--- About this exercise ---
Output every line below as it stands, dropping only the images.

Material for the task Block Start

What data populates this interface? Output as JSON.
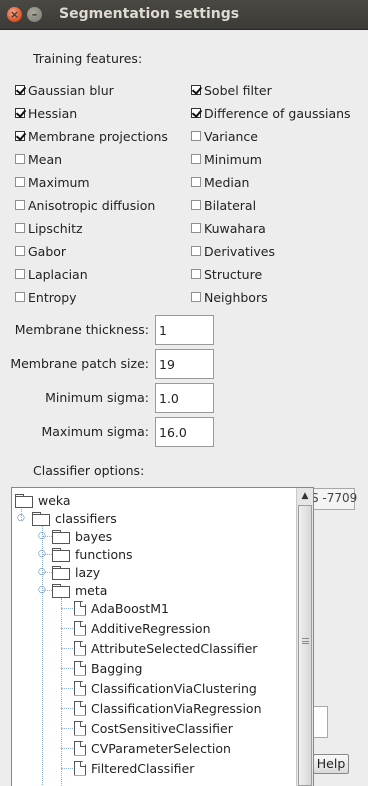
{
  "window": {
    "title": "Segmentation settings"
  },
  "training": {
    "label": "Training features:",
    "left": [
      {
        "label": "Gaussian blur",
        "checked": true
      },
      {
        "label": "Hessian",
        "checked": true
      },
      {
        "label": "Membrane projections",
        "checked": true
      },
      {
        "label": "Mean",
        "checked": false
      },
      {
        "label": "Maximum",
        "checked": false
      },
      {
        "label": "Anisotropic diffusion",
        "checked": false
      },
      {
        "label": "Lipschitz",
        "checked": false
      },
      {
        "label": "Gabor",
        "checked": false
      },
      {
        "label": "Laplacian",
        "checked": false
      },
      {
        "label": "Entropy",
        "checked": false
      }
    ],
    "right": [
      {
        "label": "Sobel filter",
        "checked": true
      },
      {
        "label": "Difference of gaussians",
        "checked": true
      },
      {
        "label": "Variance",
        "checked": false
      },
      {
        "label": "Minimum",
        "checked": false
      },
      {
        "label": "Median",
        "checked": false
      },
      {
        "label": "Bilateral",
        "checked": false
      },
      {
        "label": "Kuwahara",
        "checked": false
      },
      {
        "label": "Derivatives",
        "checked": false
      },
      {
        "label": "Structure",
        "checked": false
      },
      {
        "label": "Neighbors",
        "checked": false
      }
    ]
  },
  "params": [
    {
      "label": "Membrane thickness:",
      "value": "1"
    },
    {
      "label": "Membrane patch size:",
      "value": "19"
    },
    {
      "label": "Minimum sigma:",
      "value": "1.0"
    },
    {
      "label": "Maximum sigma:",
      "value": "16.0"
    }
  ],
  "classifier": {
    "label": "Classifier options:",
    "behind_text": "S -7709",
    "help_label": "Help",
    "tree": {
      "root": "weka",
      "classifiers": "classifiers",
      "packages": [
        "bayes",
        "functions",
        "lazy",
        "meta"
      ],
      "meta_items": [
        "AdaBoostM1",
        "AdditiveRegression",
        "AttributeSelectedClassifier",
        "Bagging",
        "ClassificationViaClustering",
        "ClassificationViaRegression",
        "CostSensitiveClassifier",
        "CVParameterSelection",
        "FilteredClassifier"
      ]
    }
  },
  "icons": {
    "close": "close-icon",
    "minimize": "minimize-icon",
    "folder": "folder-icon",
    "file": "file-icon"
  }
}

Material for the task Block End

--- Result below ---
What data populates this interface? Output as JSON.
{
  "window": {
    "title": "Segmentation settings"
  },
  "training": {
    "label": "Training features:",
    "left": [
      {
        "label": "Gaussian blur",
        "checked": true
      },
      {
        "label": "Hessian",
        "checked": true
      },
      {
        "label": "Membrane projections",
        "checked": true
      },
      {
        "label": "Mean",
        "checked": false
      },
      {
        "label": "Maximum",
        "checked": false
      },
      {
        "label": "Anisotropic diffusion",
        "checked": false
      },
      {
        "label": "Lipschitz",
        "checked": false
      },
      {
        "label": "Gabor",
        "checked": false
      },
      {
        "label": "Laplacian",
        "checked": false
      },
      {
        "label": "Entropy",
        "checked": false
      }
    ],
    "right": [
      {
        "label": "Sobel filter",
        "checked": true
      },
      {
        "label": "Difference of gaussians",
        "checked": true
      },
      {
        "label": "Variance",
        "checked": false
      },
      {
        "label": "Minimum",
        "checked": false
      },
      {
        "label": "Median",
        "checked": false
      },
      {
        "label": "Bilateral",
        "checked": false
      },
      {
        "label": "Kuwahara",
        "checked": false
      },
      {
        "label": "Derivatives",
        "checked": false
      },
      {
        "label": "Structure",
        "checked": false
      },
      {
        "label": "Neighbors",
        "checked": false
      }
    ]
  },
  "params": [
    {
      "label": "Membrane thickness:",
      "value": "1"
    },
    {
      "label": "Membrane patch size:",
      "value": "19"
    },
    {
      "label": "Minimum sigma:",
      "value": "1.0"
    },
    {
      "label": "Maximum sigma:",
      "value": "16.0"
    }
  ],
  "classifier": {
    "label": "Classifier options:",
    "behind_text": "S -7709",
    "help_label": "Help",
    "tree": {
      "root": "weka",
      "classifiers": "classifiers",
      "packages": [
        "bayes",
        "functions",
        "lazy",
        "meta"
      ],
      "meta_items": [
        "AdaBoostM1",
        "AdditiveRegression",
        "AttributeSelectedClassifier",
        "Bagging",
        "ClassificationViaClustering",
        "ClassificationViaRegression",
        "CostSensitiveClassifier",
        "CVParameterSelection",
        "FilteredClassifier"
      ]
    }
  },
  "icons": {
    "close": "close-icon",
    "minimize": "minimize-icon",
    "folder": "folder-icon",
    "file": "file-icon"
  }
}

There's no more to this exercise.